Imagine a program has crashed mysteriously:

% X11/X

Fatal server bug!

failed to create default stipple

X 106: suicide: sys: trap: fault read addr=0x0 pc=0x00105fb8

When a process dies on Plan 9 it hangs in the ‘broken’ state for debugging. Attach a debugger to the process by naming its process id:

% acid 106

/proc/106/text:mips plan 9 executable




The acid function stk() reports the stack traceback:

acid: stk()

At pc:0x105fb8:abort+0x24 /sys/src/ape/lib/ap/stdio/abort.c:6

abort() /sys/src/ape/lib/ap/stdio/abort.c:4

    called from FatalError+#4e


FatalError(s9=#e02, s8=#4901d200, s7=#2, s6=#72701, s5=#1,

    s4=#7270d, s3=#6, s2=#12, s1=#ff37f1c, s0=#6, f=#7270f)


    called from gnotscreeninit+#4ce


gnotscreeninit(snum=#0, sc=#80db0)


    called from AddScreen+#16e




    called from InitOutput+0x80




    called from main+0x294




    called from _main+0x24


The function lstk() is similar but also reports the values of local variables. Note that the traceback includes full file names; this is a boon to debugging, although it makes the output much noisier.

To use acid well you will need to learn its input language; see the ‘‘Acid Manual’’, by Phil Winterbottom, for details. For simple debugging, however, the information in the manual page is sufficient. In particular, it describes the most useful functions for examining a process.

The compiler does not place information describing the types of variables in the executable, but a compile-time flag provides crude support for symbolic debugging. The -a flag to the compiler suppresses code generation and instead emits source text in the acid language to format and display data structure types defined in the program. The easiest way to use this feature is to put a rule in the mkfile:

syms:   main.$O

        $CC -a main.c > syms

Then from within acid,

acid: include("sourcedirectory/syms")

to read in the relevant definitions. (For multi-file source, you need to be a little fancier; see 2c(1)). This text includes, for each defined compound type, a function with that name that may be called with the address of a structure of that type to display its contents. For example, if rect is a global variable of type Rectangle, one may execute


to display it. The * (indirection) operator is necessary because of the way acid works: each global symbol in the program is defined as a variable by acid, with value equal to the address of the symbol.

Another common technique is to write by hand special acid code to define functions to aid debugging, initialize the debugger, and so on. Conventionally, this is placed in a file called acid in the source directory; it has a line


to load the compiler-produced symbols. One may edit the compiler output directly but it is wiser to keep the hand-generated acid separate from the machine-generated.

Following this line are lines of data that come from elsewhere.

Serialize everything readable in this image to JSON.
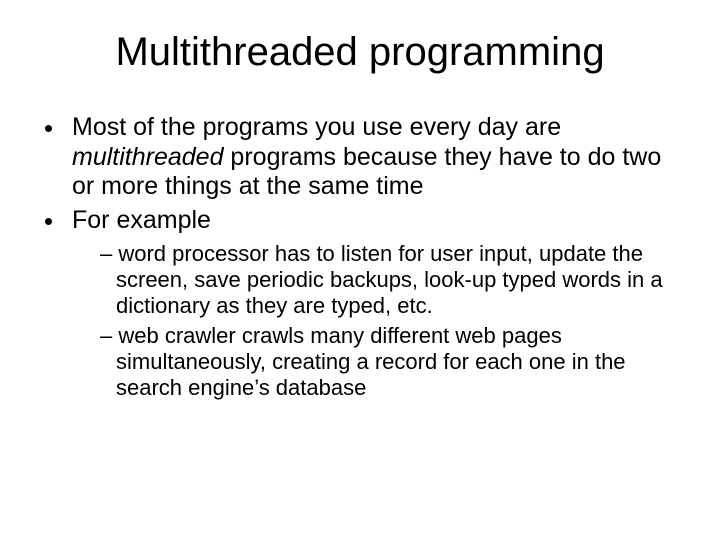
{
  "title": "Multithreaded programming",
  "bullets": {
    "b1_pre": "Most of the programs you use every day are ",
    "b1_italic": "multithreaded",
    "b1_post": " programs because they have to do two or more things at the same time",
    "b2": "For example",
    "sub1": "word processor has to listen for user input, update the screen, save periodic backups, look-up typed words in a dictionary as they are typed, etc.",
    "sub2": "web crawler crawls many different web pages simultaneously, creating a record for each one in the search engine’s database"
  }
}
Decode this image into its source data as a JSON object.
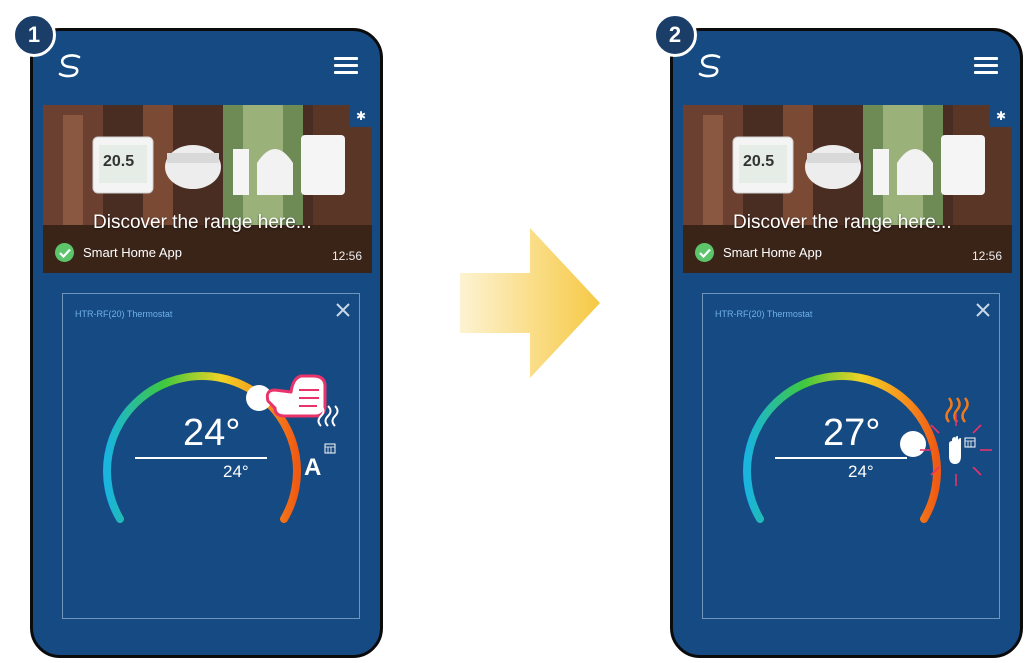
{
  "steps": [
    {
      "number": "1",
      "banner": {
        "headline": "Discover the range here...",
        "app_name": "Smart Home App",
        "time": "12:56",
        "thermostat_display": "20.5"
      },
      "card": {
        "title": "HTR-RF(20) Thermostat",
        "set_temperature": "24°",
        "current_temperature": "24°",
        "mode_label": "A"
      }
    },
    {
      "number": "2",
      "banner": {
        "headline": "Discover the range here...",
        "app_name": "Smart Home App",
        "time": "12:56",
        "thermostat_display": "20.5"
      },
      "card": {
        "title": "HTR-RF(20) Thermostat",
        "set_temperature": "27°",
        "current_temperature": "24°"
      }
    }
  ],
  "colors": {
    "phone_bg": "#164a82",
    "accent_heat": "#f07a1a",
    "highlight": "#e8336b",
    "arrow": "#f6c944"
  }
}
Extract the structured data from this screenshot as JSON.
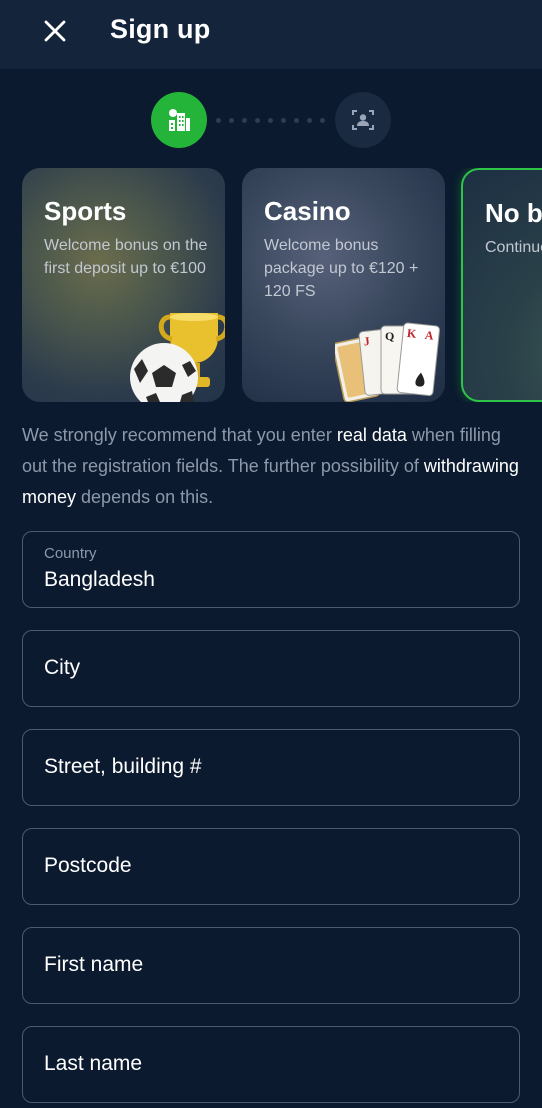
{
  "header": {
    "title": "Sign up",
    "close_icon": "close-icon"
  },
  "stepper": {
    "steps": [
      {
        "icon": "city-icon",
        "active": true
      },
      {
        "icon": "id-scan-icon",
        "active": false
      }
    ],
    "colors": {
      "active": "#25b43a",
      "inactive": "#1a2a40"
    }
  },
  "bonuses": [
    {
      "title": "Sports",
      "description": "Welcome bonus on the first deposit up to €100",
      "art": "trophy-football"
    },
    {
      "title": "Casino",
      "description": "Welcome bonus package up to €120 + 120 FS",
      "art": "playing-cards"
    },
    {
      "title": "No bonus",
      "description": "Continue without bonus",
      "selected": true
    }
  ],
  "notice": {
    "part1": "We strongly recommend that you enter ",
    "highlight1": "real data",
    "part2": " when filling out the registration fields. The further possibility of ",
    "highlight2": "withdrawing money",
    "part3": " depends on this."
  },
  "form": {
    "country": {
      "label": "Country",
      "value": "Bangladesh"
    },
    "city": {
      "placeholder": "City"
    },
    "street": {
      "placeholder": "Street, building #"
    },
    "postcode": {
      "placeholder": "Postcode"
    },
    "first_name": {
      "placeholder": "First name"
    },
    "last_name": {
      "placeholder": "Last name"
    }
  },
  "colors": {
    "background": "#0b1a2e",
    "header": "#14243a",
    "accent": "#2ec447",
    "border": "#4a5a72",
    "muted_text": "#8d99ab"
  }
}
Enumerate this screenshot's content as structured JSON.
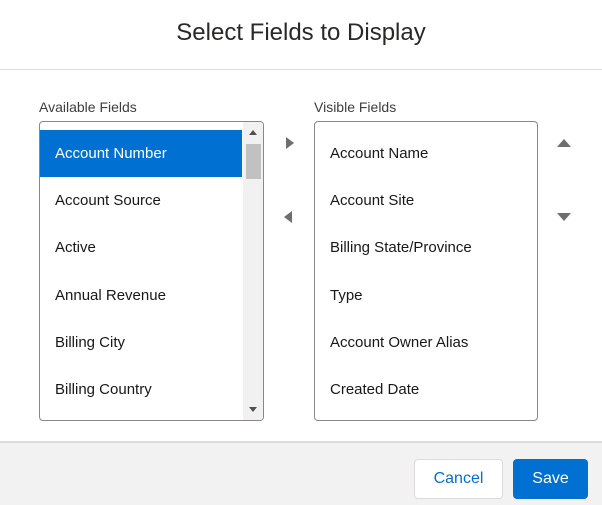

To make things simple, the default rules in the system mkfiles include entries to make foo.acid from foo.c, so one may use mk to automate the production of acid definitions for a given C source file.

There is much more to say here. See acid manual page, the reference manual, or the paper ‘‘Acid: A Debugger Built From A Language’’, also by Phil Winterbottom.